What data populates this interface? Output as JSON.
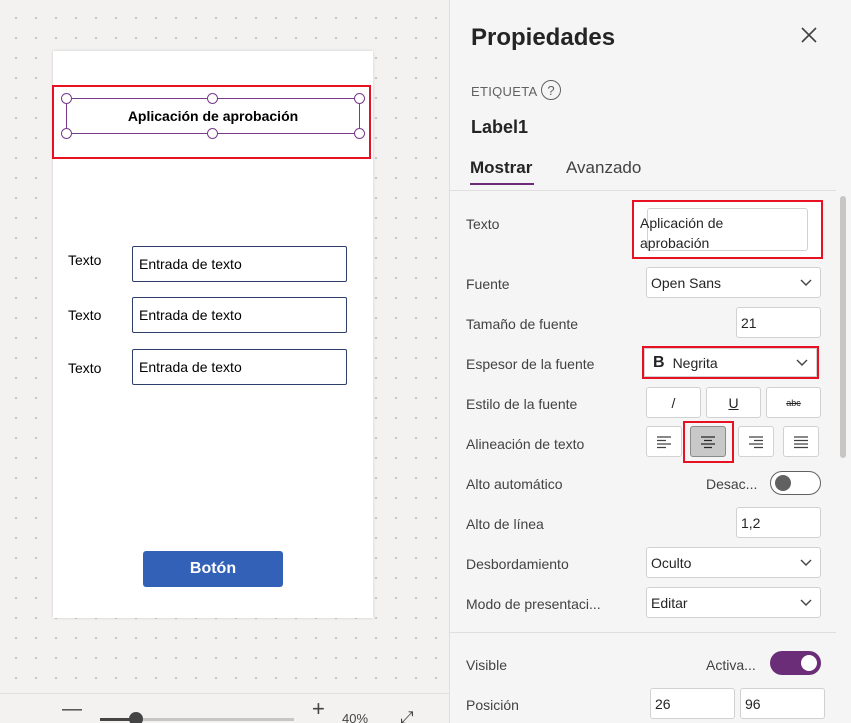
{
  "canvas": {
    "app_title": "Aplicación de aprobación",
    "form_rows": [
      {
        "label": "Texto",
        "placeholder": "Entrada de texto"
      },
      {
        "label": "Texto",
        "placeholder": "Entrada de texto"
      },
      {
        "label": "Texto",
        "placeholder": "Entrada de texto"
      }
    ],
    "button_label": "Botón",
    "zoom": {
      "minus": "—",
      "plus": "+",
      "value": "40%",
      "level_percent": 40
    }
  },
  "panel": {
    "title": "Propiedades",
    "control_type": "ETIQUETA",
    "control_name": "Label1",
    "tabs": {
      "show": "Mostrar",
      "advanced": "Avanzado"
    },
    "properties": {
      "text": {
        "label": "Texto",
        "value": "Aplicación de aprobación"
      },
      "font": {
        "label": "Fuente",
        "value": "Open Sans"
      },
      "font_size": {
        "label": "Tamaño de fuente",
        "value": "21"
      },
      "font_weight": {
        "label": "Espesor de la fuente",
        "value": "Negrita",
        "icon": "B"
      },
      "font_style": {
        "label": "Estilo de la fuente",
        "italic": "/",
        "underline": "U",
        "strike": "abc"
      },
      "text_align": {
        "label": "Alineación de texto",
        "selected": "center"
      },
      "auto_height": {
        "label": "Alto automático",
        "state": "Desac...",
        "on": false
      },
      "line_height": {
        "label": "Alto de línea",
        "value": "1,2"
      },
      "overflow": {
        "label": "Desbordamiento",
        "value": "Oculto"
      },
      "display_mode": {
        "label": "Modo de presentaci...",
        "value": "Editar"
      },
      "visible": {
        "label": "Visible",
        "state": "Activa...",
        "on": true
      },
      "position": {
        "label": "Posición",
        "x": "26",
        "y": "96"
      }
    }
  },
  "colors": {
    "accent": "#6b2c78",
    "highlight": "#e81123",
    "button": "#3461b8",
    "selection": "#7a3b8c"
  },
  "icons": {
    "close": "close-icon",
    "help": "help-icon",
    "chevron": "chevron-down-icon",
    "fit": "fit-to-screen-icon"
  }
}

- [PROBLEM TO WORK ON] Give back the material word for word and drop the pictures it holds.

- [EXERCISE ANSWER]
What data populates this interface? Output as JSON.
{
  "canvas": {
    "app_title": "Aplicación de aprobación",
    "form_rows": [
      {
        "label": "Texto",
        "placeholder": "Entrada de texto"
      },
      {
        "label": "Texto",
        "placeholder": "Entrada de texto"
      },
      {
        "label": "Texto",
        "placeholder": "Entrada de texto"
      }
    ],
    "button_label": "Botón",
    "zoom": {
      "minus": "—",
      "plus": "+",
      "value": "40%",
      "level_percent": 40
    }
  },
  "panel": {
    "title": "Propiedades",
    "control_type": "ETIQUETA",
    "control_name": "Label1",
    "tabs": {
      "show": "Mostrar",
      "advanced": "Avanzado"
    },
    "properties": {
      "text": {
        "label": "Texto",
        "value": "Aplicación de aprobación"
      },
      "font": {
        "label": "Fuente",
        "value": "Open Sans"
      },
      "font_size": {
        "label": "Tamaño de fuente",
        "value": "21"
      },
      "font_weight": {
        "label": "Espesor de la fuente",
        "value": "Negrita",
        "icon": "B"
      },
      "font_style": {
        "label": "Estilo de la fuente",
        "italic": "/",
        "underline": "U",
        "strike": "abc"
      },
      "text_align": {
        "label": "Alineación de texto",
        "selected": "center"
      },
      "auto_height": {
        "label": "Alto automático",
        "state": "Desac...",
        "on": false
      },
      "line_height": {
        "label": "Alto de línea",
        "value": "1,2"
      },
      "overflow": {
        "label": "Desbordamiento",
        "value": "Oculto"
      },
      "display_mode": {
        "label": "Modo de presentaci...",
        "value": "Editar"
      },
      "visible": {
        "label": "Visible",
        "state": "Activa...",
        "on": true
      },
      "position": {
        "label": "Posición",
        "x": "26",
        "y": "96"
      }
    }
  },
  "colors": {
    "accent": "#6b2c78",
    "highlight": "#e81123",
    "button": "#3461b8",
    "selection": "#7a3b8c"
  },
  "icons": {
    "close": "close-icon",
    "help": "help-icon",
    "chevron": "chevron-down-icon",
    "fit": "fit-to-screen-icon"
  }
}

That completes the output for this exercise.